----- Records provided -----

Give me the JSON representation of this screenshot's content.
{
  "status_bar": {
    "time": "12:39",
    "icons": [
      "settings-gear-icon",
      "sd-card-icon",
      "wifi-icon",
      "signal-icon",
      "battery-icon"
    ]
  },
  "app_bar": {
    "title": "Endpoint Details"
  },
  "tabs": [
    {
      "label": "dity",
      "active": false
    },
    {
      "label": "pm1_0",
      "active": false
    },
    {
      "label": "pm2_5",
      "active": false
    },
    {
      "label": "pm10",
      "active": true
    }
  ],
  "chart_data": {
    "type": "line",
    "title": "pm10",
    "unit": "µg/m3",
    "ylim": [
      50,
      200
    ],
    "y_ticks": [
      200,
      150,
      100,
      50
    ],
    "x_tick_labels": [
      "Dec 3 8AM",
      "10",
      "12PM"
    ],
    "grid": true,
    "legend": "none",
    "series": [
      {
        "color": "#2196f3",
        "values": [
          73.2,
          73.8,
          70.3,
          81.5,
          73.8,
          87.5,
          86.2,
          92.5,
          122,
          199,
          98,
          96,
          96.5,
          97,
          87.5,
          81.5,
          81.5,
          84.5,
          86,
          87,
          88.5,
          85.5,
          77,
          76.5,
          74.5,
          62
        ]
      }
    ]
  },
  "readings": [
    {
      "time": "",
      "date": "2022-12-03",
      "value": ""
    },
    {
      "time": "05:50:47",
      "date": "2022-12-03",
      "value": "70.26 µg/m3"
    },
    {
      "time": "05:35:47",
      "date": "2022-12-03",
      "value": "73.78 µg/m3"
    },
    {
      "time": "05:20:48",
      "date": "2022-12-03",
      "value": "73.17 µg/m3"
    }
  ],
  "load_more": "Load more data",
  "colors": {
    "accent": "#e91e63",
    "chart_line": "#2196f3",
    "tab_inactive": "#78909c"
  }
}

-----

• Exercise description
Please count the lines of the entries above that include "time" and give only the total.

• Response area
5